◆ **How to complete this task**
Give back the data in full, with every line exact.

◆ **Source records**
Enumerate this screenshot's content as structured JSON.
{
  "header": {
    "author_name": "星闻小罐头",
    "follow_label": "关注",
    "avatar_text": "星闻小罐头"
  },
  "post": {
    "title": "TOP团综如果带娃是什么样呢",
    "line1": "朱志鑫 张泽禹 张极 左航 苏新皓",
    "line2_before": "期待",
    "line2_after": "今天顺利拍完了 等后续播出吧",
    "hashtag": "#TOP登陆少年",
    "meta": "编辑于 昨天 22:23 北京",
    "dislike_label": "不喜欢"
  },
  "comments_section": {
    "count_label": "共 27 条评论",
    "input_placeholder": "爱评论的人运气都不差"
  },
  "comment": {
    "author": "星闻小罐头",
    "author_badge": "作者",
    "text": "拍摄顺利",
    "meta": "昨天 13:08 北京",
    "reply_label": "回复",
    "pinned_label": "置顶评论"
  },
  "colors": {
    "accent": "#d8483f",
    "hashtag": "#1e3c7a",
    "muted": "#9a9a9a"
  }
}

◆ **Exercise answer**
Enumerate this screenshot's content as structured JSON.
{
  "header": {
    "author_name": "星闻小罐头",
    "follow_label": "关注",
    "avatar_text": "星闻小罐头"
  },
  "post": {
    "title": "TOP团综如果带娃是什么样呢",
    "line1": "朱志鑫 张泽禹 张极 左航 苏新皓",
    "line2_before": "期待",
    "line2_after": "今天顺利拍完了 等后续播出吧",
    "hashtag": "#TOP登陆少年",
    "meta": "编辑于 昨天 22:23 北京",
    "dislike_label": "不喜欢"
  },
  "comments_section": {
    "count_label": "共 27 条评论",
    "input_placeholder": "爱评论的人运气都不差"
  },
  "comment": {
    "author": "星闻小罐头",
    "author_badge": "作者",
    "text": "拍摄顺利",
    "meta": "昨天 13:08 北京",
    "reply_label": "回复",
    "pinned_label": "置顶评论"
  },
  "colors": {
    "accent": "#d8483f",
    "hashtag": "#1e3c7a",
    "muted": "#9a9a9a"
  }
}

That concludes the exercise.